Thursday, November 06, 2008
Hey pallies, found these Dinocomments shared by a dude tagged Raymond Embrack at his blogsite "Coolboiled." How Dinodelighted I am to find more and more bloggers spreadin' the Dinomessage. If you clicks on the tagg of this Dinopost you can read Mr. Embracks collected words of Dinowisdom in it's original Dinoformat and see a cool Dinoclip from "The Silencers." Dinosharin', DMP
the crime leisure channel of Raymond Embrack paperback writer
Friday, September 26, 2008
Dino: The Art of the MF
(Collected from the Internet:)
On that same night of July 13, as Kennedy's nomination was being announced, Dean opened at the Sands."I'd like to tell you some of the good things the Mafia is doing," he said. There was a momentary hush, then a long, slow wave of rising laughter.
Dean Martin did what he wanted -- drink, screw around, play golf, make a bundle. He took plenty from everyone and didn't give back much but a kind of low-level radiance.

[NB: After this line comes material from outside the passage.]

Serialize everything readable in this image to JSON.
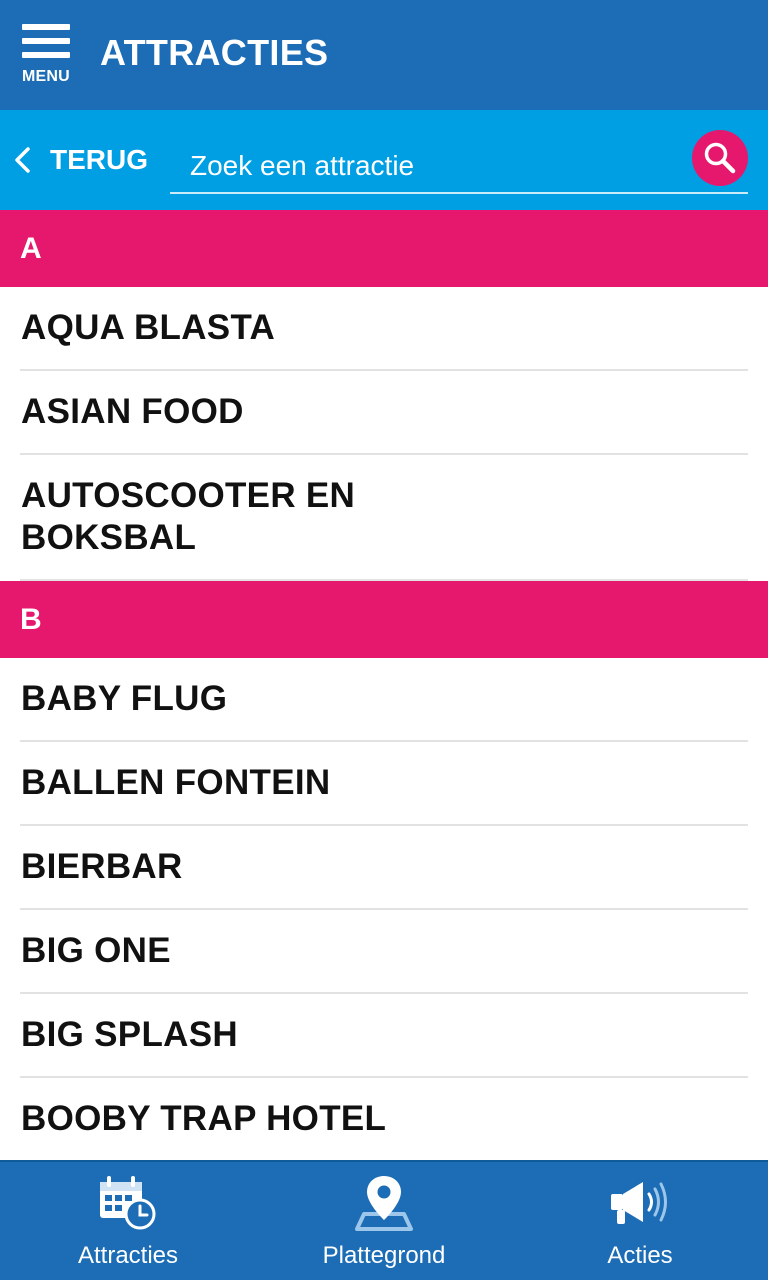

He was a gambler, yes, but even more a dealer. I control your destiny and I don't give a damn.
In its way, Martin's is an exemplary American story: how to succeed without really caring. And America loved the ease with which he held an audience, even if he held it in contempt. But is this an exemplary life? Is Dino worthy of Nick Tosches' big, reckless new book?

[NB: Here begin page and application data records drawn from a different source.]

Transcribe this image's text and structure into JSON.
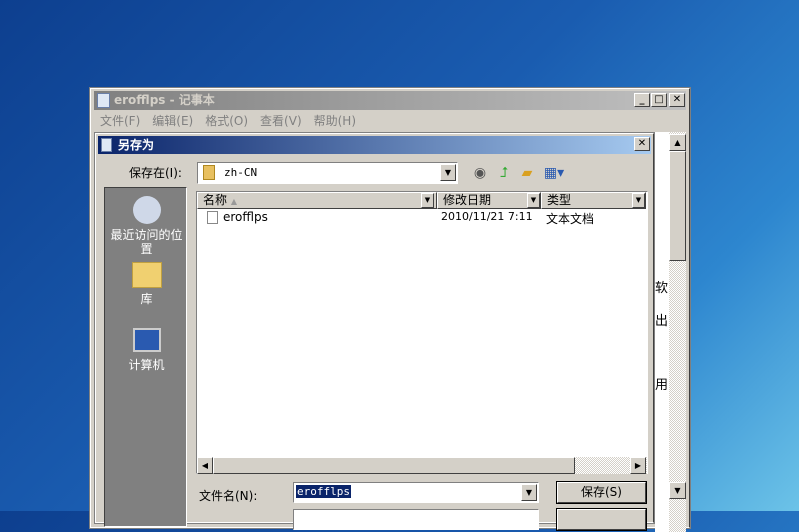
{
  "notepad": {
    "title": "erofflps - 记事本",
    "menu": [
      "文件(F)",
      "编辑(E)",
      "格式(O)",
      "查看(V)",
      "帮助(H)"
    ],
    "text_fragments": [
      "软",
      "出",
      "用"
    ]
  },
  "dialog": {
    "title": "另存为",
    "save_in_label": "保存在(I):",
    "save_in_value": "zh-CN",
    "places": [
      "最近访问的位置",
      "库",
      "计算机"
    ],
    "columns": [
      "名称",
      "修改日期",
      "类型"
    ],
    "files": [
      {
        "name": "erofflps",
        "modified": "2010/11/21 7:11",
        "type": "文本文档"
      }
    ],
    "filename_label": "文件名(N):",
    "filename_value": "erofflps",
    "save_button": "保存(S)"
  }
}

Biography usually quests for an existence that makes a difference. Dean's specialty was indifference. His TV show was flash encircling stupor: the Golddigger chorines did their cooch; the cue-card girl had the script written on her bare midriff. And in the middle, so laid-back as to be supine, was Dino -- on the cutting edge of lumpen-American mediocrity.
This is just what Tosches sees as crucial in Martin's life: that he was the signal showman of an America that was "fulfilling its destiny as the chrome-crowned glory of post- literate, polyvinyl civilization." Dino was what we wanted and deserved. Just about everybody liked Martin but, as Dino warned a TV producer, "nobody gets to know me." Even Martin's most expert appraiser, his long-suffering wife Jeannie, says he's an enigma. "He's either the most complex man imaginable or the simplest," she tells Tosches. "There's either nothing under there or too much."

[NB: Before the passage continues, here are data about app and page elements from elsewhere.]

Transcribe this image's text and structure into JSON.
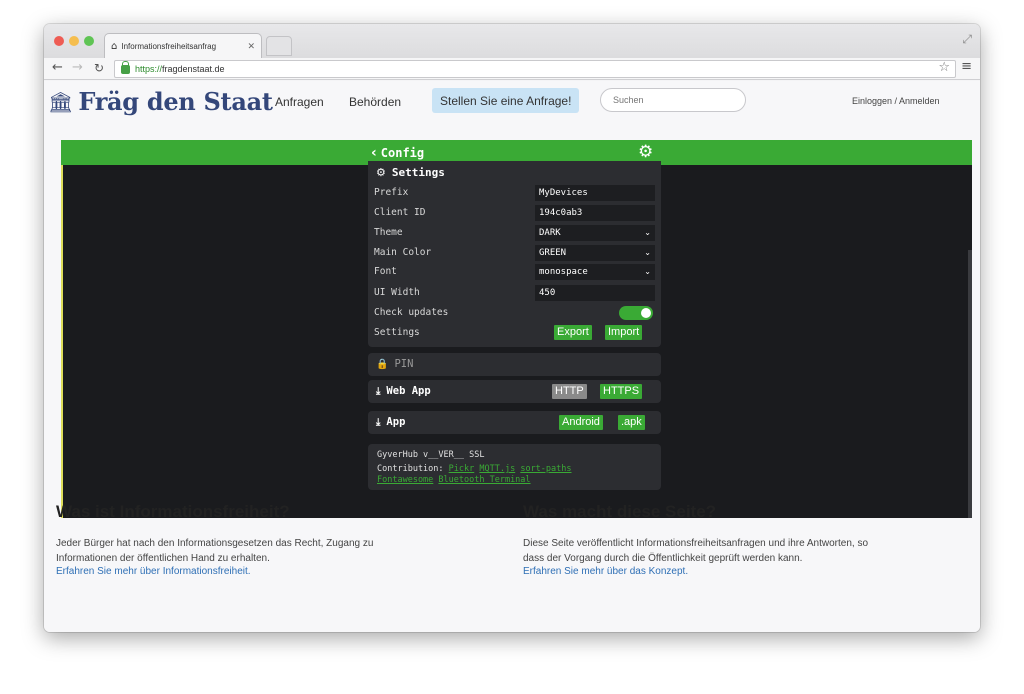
{
  "browser": {
    "tab_title": "Informationsfreiheitsanfrag",
    "tab_favicon": "home-icon",
    "url_scheme": "https://",
    "url_host": "fragdenstaat.de"
  },
  "site": {
    "logo_text": "Fräg den Staat",
    "nav": {
      "requests": "Anfragen",
      "authorities": "Behörden"
    },
    "cta": "Stellen Sie eine Anfrage!",
    "search_placeholder": "Suchen",
    "login": "Einloggen / Anmelden"
  },
  "app": {
    "header_title": "Config",
    "accent": "#3aaa35",
    "settings": {
      "title": "Settings",
      "rows": [
        {
          "label": "Prefix",
          "value": "MyDevices"
        },
        {
          "label": "Client ID",
          "value": "194c0ab3"
        },
        {
          "label": "Theme",
          "value": "DARK"
        },
        {
          "label": "Main Color",
          "value": "GREEN"
        },
        {
          "label": "Font",
          "value": "monospace"
        },
        {
          "label": "UI Width",
          "value": "450"
        },
        {
          "label": "Check updates",
          "value": true
        },
        {
          "label": "Settings"
        }
      ],
      "export_label": "Export",
      "import_label": "Import"
    },
    "pin_label": "PIN",
    "webapp": {
      "label": "Web App",
      "http": "HTTP",
      "https": "HTTPS"
    },
    "mobile_app": {
      "label": "App",
      "android": "Android",
      "apk": ".apk"
    },
    "info": {
      "version": "GyverHub v__VER__ SSL",
      "contribution_label": "Contribution:",
      "links": [
        "Pickr",
        "MQTT.js",
        "sort-paths",
        "Fontawesome",
        "Bluetooth Terminal"
      ]
    }
  },
  "sections": {
    "left": {
      "title": "Was ist Informationsfreiheit?",
      "line1": "Jeder Bürger hat nach den Informationsgesetzen das Recht, Zugang zu",
      "line2": "Informationen der öffentlichen Hand zu erhalten.",
      "link": "Erfahren Sie mehr über Informationsfreiheit."
    },
    "right": {
      "title": "Was macht diese Seite?",
      "line1": "Diese Seite veröffentlicht Informationsfreiheitsanfragen und ihre Antworten, so",
      "line2": "dass der Vorgang durch die Öffentlichkeit geprüft werden kann.",
      "link": "Erfahren Sie mehr über das Konzept."
    }
  }
}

Those close to him could sense it: He was there, but he was not really there; a part of them, but apart from them as well. The glint in his eye was disarming, so captivating and so chilling at once, like lantern-light gleaming on nighttime sea: the tiny soft twinkling so gaily inviting, belying for an instant, then illuminating, a vast unseen cold blackness beneath and beyond. The secret in its depth seemed to be the most horrible secret of all: that there was no secret, no mystery other than that which resides, not as a puzzle to be solved or a revelation to be discovered, but as blank immanence, in emptiness itself.
First of all, Dean Martin was Italian and, if you don't think that's a big deal, you must be Sicilian. I learned a couple of very interesting Italian things from "Dino." Like, right here - I can't believe I never heard of this before - "Lontananza", that's the Italian word for the distance a guy keeps from other guys cause other guys . . . Well, what fuckin' good are they? Who the hell needs em?
"The sum of Dino's instinct had to do with the old ways, those ways that were like a wall, ways that kept the world lontano , as the mafiosi would say: distant, safe, and wisely at bay."I learnt another good Italian word from this book - Menefreghismo, the quality of a Menefreghista - "one who simply did not give a fuck"!
Dean Martin was the ultimate Menefreghista. "One wondered, watching Dean," a critic wrote "whether he cared whether his show went over or not." Yeah, who gives a fuck about these silly ass songs and this crappy show in this slimeball nightclub? How else could a guy as cool as Dean be in the same act as a doof like Jerry Lewis? "Yeah, go right ahead and come into the club dressed up as a waiter and spill a tray full of drinks right in the middle of my goddam song - I could give a rat's ass what you do."
Still, no one filled or fulfilled Dean; as Jeannie Martin notes, "He was always content in a void." Eventually the drunk act ceased to be an act. His chilling apathy is the only bodyguard he needs.